Hydrogen is integral to the EU’s roadmap towards achieving climate neutrality by 2050. CO2-intensive sectors in particular, such as manufacturing, can harness H2 to make a tangible contribution towards reducing emissions – particularly if the hydrogen is produced sustainably with renewable energy. According to think tank Agora Energiewende, industrial H2 demand in the EU’s 27 member states could hit 270 terawatt hours (TWh) by 2050 – a move that would make a well-developed infrastructure indispensable for meeting demand. In their recent report titled “No-regret hydrogen: Charting early steps for H₂ infrastructure in Europe” the experts at Agora Energiewende, in collaboration with British consultancy firm AFRY Management Consulting, have identified four European regions with particularly favourable conditions.
The aim of their analysis is not simply to identify suitable starting points for the European hydrogen network. By focussing on sectors for which high demand is anticipated in the coming years, the authors hope to reduce the risk of an oversized infrastructure at market launch. The experts believe that green hydrogen will only come to replace fossil fuels in the late-2020s. They therefore recommend prioritising targeted investments in areas with promising conditions.
With this in mind, the report has assessed various implications of a “no-regret” supply, which is focussed on demand in the early phases of the hydrogen economy. Industrial clusters, acting as centres of demand for fuel, take centre stage here. The steel industry, in particular, but also chemical production plants and refineries are likely to be amongst the biggest consumers moving forward.
As proximity to renewable capacities also plays an important part in ensuring manufacturing plants receive their supply of green H2, the experts have also considered the potential for wind and solar.
While wind power clearly reigns king in northern and central Europe, energy supply in southern countries is more focussed on solar. In both cases, however, off-grid hydrogen production is then affected by fluctuations: when there is no wind and the sun is not shining, electrolysers risk suffering a shortage of power. This makes nearby storage solutions such as salt caverns necessary to secure production. Transport options including converted natural gas pipelines are another benchmark of the report.

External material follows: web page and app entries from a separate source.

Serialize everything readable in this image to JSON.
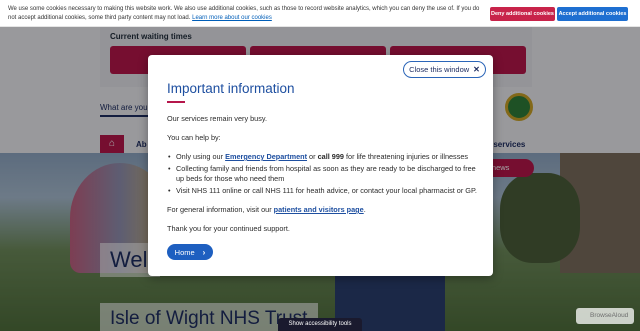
{
  "cookie_bar": {
    "text": "We use some cookies necessary to making this website work. We also use additional cookies, such as those to record website analytics, which you can deny the use of. If you do not accept additional cookies, some third party content may not load.",
    "learn_more": "Learn more about our cookies",
    "deny_label": "Deny additional cookies",
    "accept_label": "Accept additional cookies"
  },
  "page": {
    "waiting_title": "Current waiting times",
    "search_placeholder": "What are you",
    "nav_partial_left": "Ab",
    "nav_partial_right": "r services",
    "news_button": "st news",
    "welcome_partial": "Welc",
    "trust_name": "Isle of Wight NHS Trust",
    "accessibility_tools": "Show accessibility tools",
    "browsealoud": "BrowseAloud"
  },
  "modal": {
    "close_label": "Close this window",
    "close_icon": "close-x-icon",
    "title": "Important information",
    "intro": "Our services remain very busy.",
    "help_lead": "You can help by:",
    "bullet1_pre": "Only using our",
    "bullet1_link": "Emergency Department",
    "bullet1_mid": "or",
    "bullet1_bold": "call 999",
    "bullet1_post": "for life threatening injuries or illnesses",
    "bullet2": "Collecting family and friends from hospital as soon as they are ready to be discharged to free up beds for those who need them",
    "bullet3": "Visit NHS 111 online or call NHS 111 for heath advice, or contact your local pharmacist or GP.",
    "general_pre": "For general information, visit our",
    "general_link": "patients and visitors page",
    "general_post": ".",
    "thanks": "Thank you for your continued support.",
    "home_label": "Home"
  },
  "colors": {
    "brand_pink": "#b5164b",
    "brand_blue": "#1e5fc0",
    "title_blue": "#1e4fa0"
  }
}
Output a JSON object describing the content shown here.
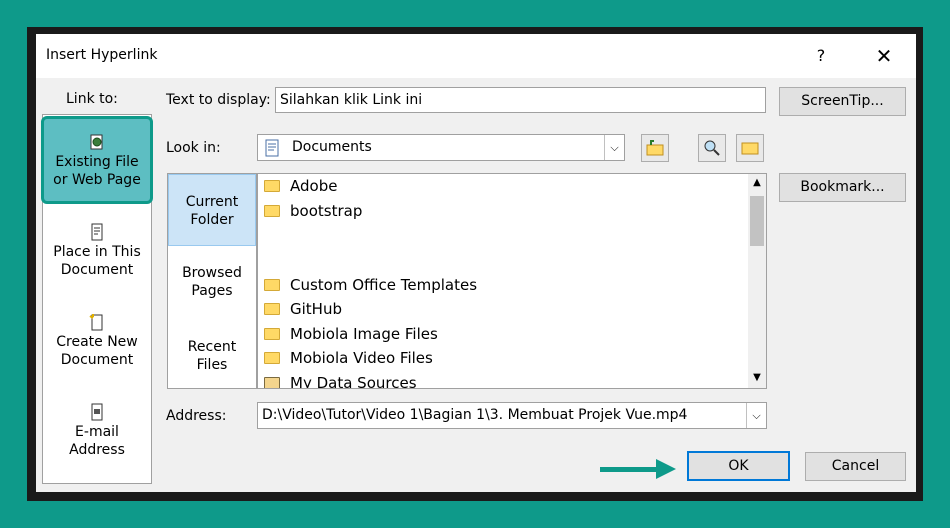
{
  "dialog": {
    "title": "Insert Hyperlink",
    "help": "?",
    "close": "✕"
  },
  "link_to": {
    "label": "Link to:",
    "items": [
      {
        "line1": "Existing File",
        "line2": "or Web Page",
        "icon": "existing-file-icon",
        "selected": true
      },
      {
        "line1": "Place in This",
        "line2": "Document",
        "icon": "place-in-document-icon"
      },
      {
        "line1": "Create New",
        "line2": "Document",
        "icon": "new-document-icon"
      },
      {
        "line1": "E-mail",
        "line2": "Address",
        "icon": "email-icon"
      }
    ]
  },
  "text_to_display": {
    "label": "Text to display:",
    "value": "Silahkan klik Link ini"
  },
  "screentip_button": "ScreenTip...",
  "look_in": {
    "label": "Look in:",
    "value": "Documents"
  },
  "bookmark_button": "Bookmark...",
  "nav": [
    {
      "line1": "Current",
      "line2": "Folder",
      "selected": true
    },
    {
      "line1": "Browsed",
      "line2": "Pages"
    },
    {
      "line1": "Recent",
      "line2": "Files"
    }
  ],
  "files": [
    {
      "name": "Adobe"
    },
    {
      "name": "bootstrap"
    },
    {
      "name": ""
    },
    {
      "name": ""
    },
    {
      "name": "Custom Office Templates"
    },
    {
      "name": "GitHub"
    },
    {
      "name": "Mobiola Image Files"
    },
    {
      "name": "Mobiola Video Files"
    },
    {
      "name": "My Data Sources"
    }
  ],
  "address": {
    "label": "Address:",
    "value": "D:\\Video\\Tutor\\Video 1\\Bagian 1\\3. Membuat Projek Vue.mp4"
  },
  "ok_button": "OK",
  "cancel_button": "Cancel",
  "colors": {
    "accent": "#0e9a8a",
    "selected_link": "#5dbec2",
    "nav_selected": "#cce4f7",
    "folder": "#ffd966"
  }
}
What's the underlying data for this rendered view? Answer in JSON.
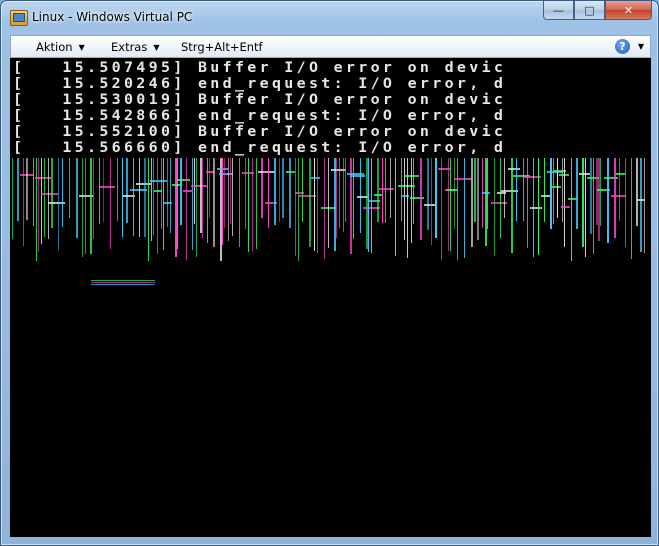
{
  "window": {
    "title": "Linux - Windows Virtual PC",
    "caption_min": "—",
    "caption_max": "□",
    "caption_close": "✕"
  },
  "menubar": {
    "items": [
      {
        "label": "Aktion",
        "has_dropdown": true
      },
      {
        "label": "Extras",
        "has_dropdown": true
      },
      {
        "label": "Strg+Alt+Entf",
        "has_dropdown": false
      }
    ],
    "dropdown_arrow": "▼",
    "help_icon": "question-mark-icon",
    "help_label": "?"
  },
  "console": {
    "lines": [
      "[   15.507495] Buffer I/O error on devic",
      "[   15.520246] end_request: I/O error, d",
      "[   15.530019] Buffer I/O error on devic",
      "[   15.542866] end_request: I/O error, d",
      "[   15.552100] Buffer I/O error on devic",
      "[   15.566660] end_request: I/O error, d"
    ],
    "text_color": "#e6e6e6",
    "background": "#000000"
  },
  "colors": {
    "glitch_green": "#33ff66",
    "glitch_magenta": "#ff44cc",
    "glitch_cyan": "#44ccff",
    "glitch_white": "#e6e6e6"
  }
}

A grand total of four areas across Europe meet all these criteria. A broad strip along the German North Sea coast via the Benelux countries to France, a large part of the Spanish Mediterranean coast, an expanse between southwestern Poland and Lithuania, and an area in southeastern Europe stretching from eastern Greece to Romania all fit the bill. According to the authors, these areas should be given particular focus when building a hydrogen economy, recommending the regions to investors as robust “no-regret” corridors.

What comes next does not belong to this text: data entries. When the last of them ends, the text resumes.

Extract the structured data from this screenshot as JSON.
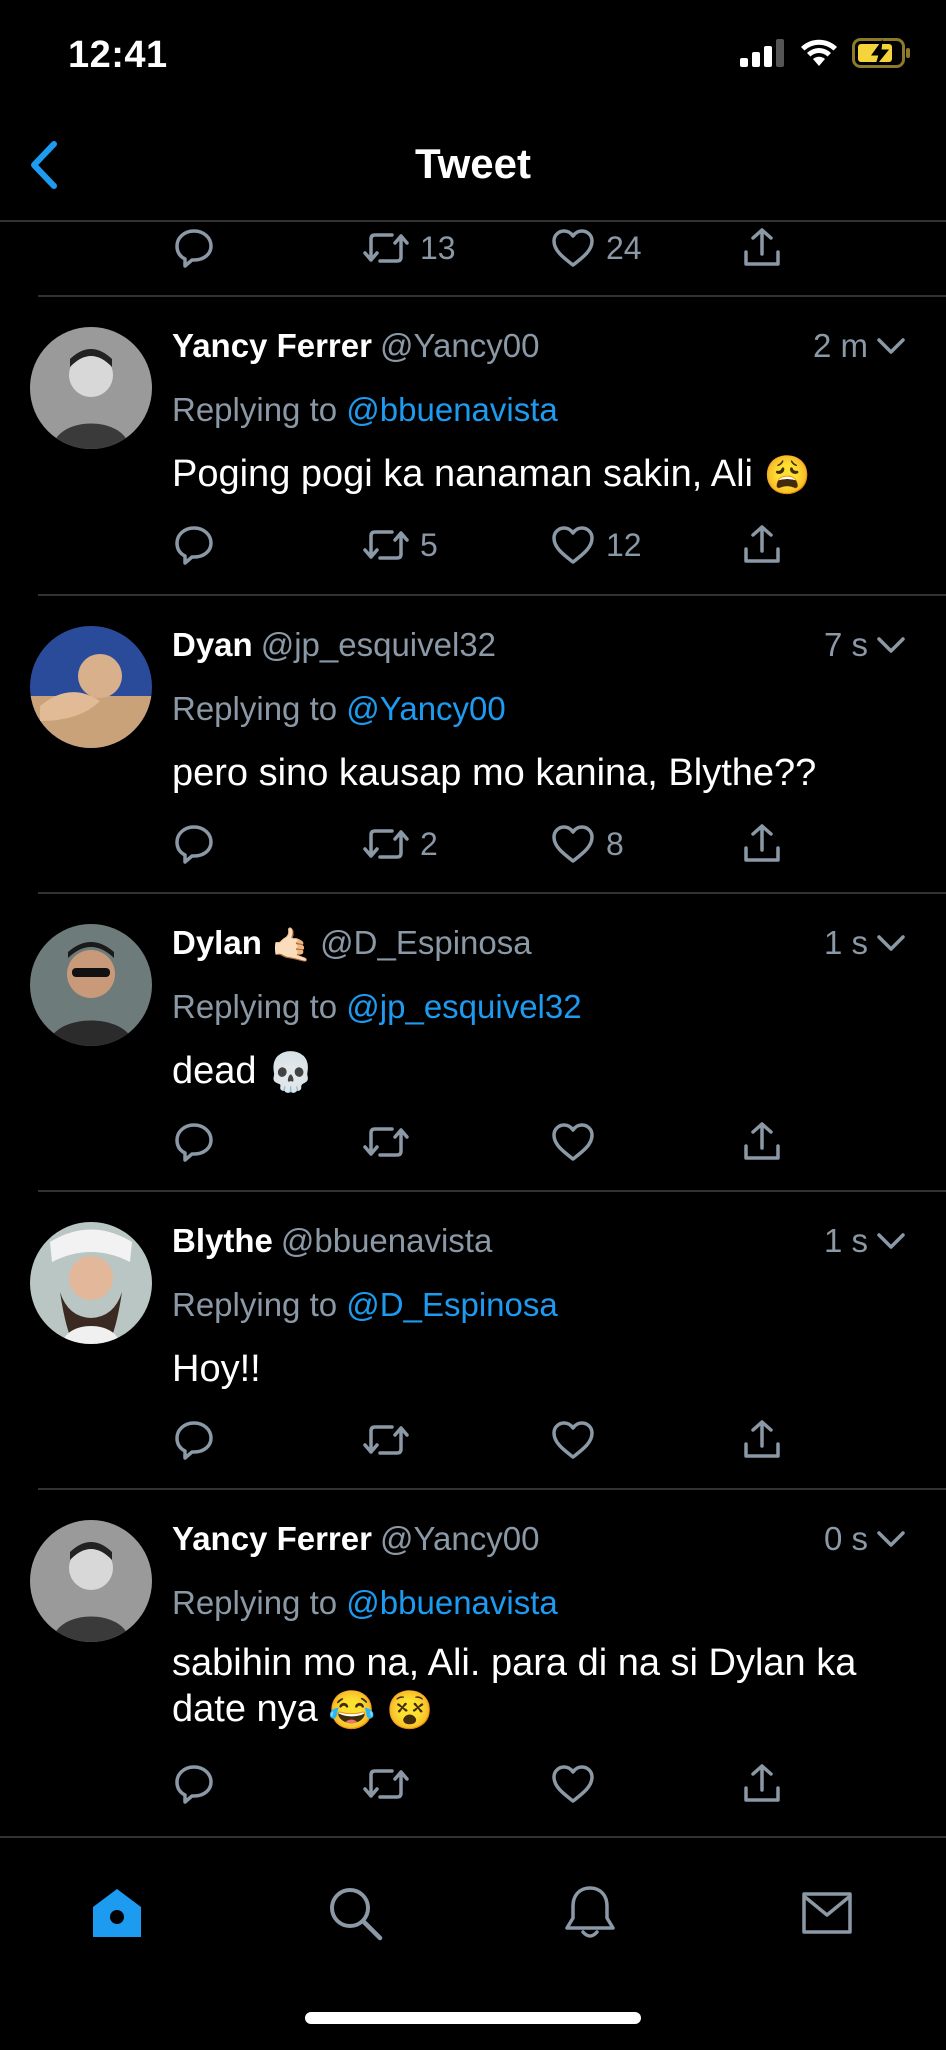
{
  "status_bar": {
    "time": "12:41",
    "battery_icon": "battery-charging-icon",
    "signal_icon": "cellular-signal-icon",
    "wifi_icon": "wifi-icon"
  },
  "nav": {
    "title": "Tweet",
    "back_icon": "chevron-left-icon"
  },
  "colors": {
    "accent": "#1d9bf0",
    "secondary_text": "#8b98a5",
    "divider": "#2f3336",
    "background": "#000000"
  },
  "top_actions": {
    "retweets": "13",
    "likes": "24"
  },
  "replying_to_label": "Replying to",
  "tweets": [
    {
      "name": "Yancy Ferrer",
      "handle": "@Yancy00",
      "time": "2 m",
      "replying_to": "@bbuenavista",
      "text": "Poging pogi ka nanaman sakin, Ali",
      "emoji": "😩",
      "retweets": "5",
      "likes": "12"
    },
    {
      "name": "Dyan",
      "handle": "@jp_esquivel32",
      "time": "7 s",
      "replying_to": "@Yancy00",
      "text": "pero sino kausap mo kanina, Blythe??",
      "retweets": "2",
      "likes": "8"
    },
    {
      "name": "Dylan",
      "name_emoji": "🤙🏻",
      "handle": "@D_Espinosa",
      "time": "1 s",
      "replying_to": "@jp_esquivel32",
      "text": "dead",
      "emoji": "💀",
      "retweets": "",
      "likes": ""
    },
    {
      "name": "Blythe",
      "handle": "@bbuenavista",
      "time": "1 s",
      "replying_to": "@D_Espinosa",
      "text": "Hoy!!",
      "retweets": "",
      "likes": ""
    },
    {
      "name": "Yancy Ferrer",
      "handle": "@Yancy00",
      "time": "0 s",
      "replying_to": "@bbuenavista",
      "text": "sabihin mo na, Ali. para di na si Dylan ka date nya",
      "emoji": "😂 😵",
      "retweets": "",
      "likes": ""
    }
  ],
  "tabbar": {
    "items": [
      "home-icon",
      "search-icon",
      "notifications-icon",
      "messages-icon"
    ]
  }
}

The study shies away from envisaging a pan-European network for now. However, if demand in sectors such as energy, aviation and shipping were to increase in future, this would make a convincing case for additional pipelines – after all, various scenarios envisage demand of up to 2000 TWh in 2050 across all sectors within the EU.
© Agora Energiewende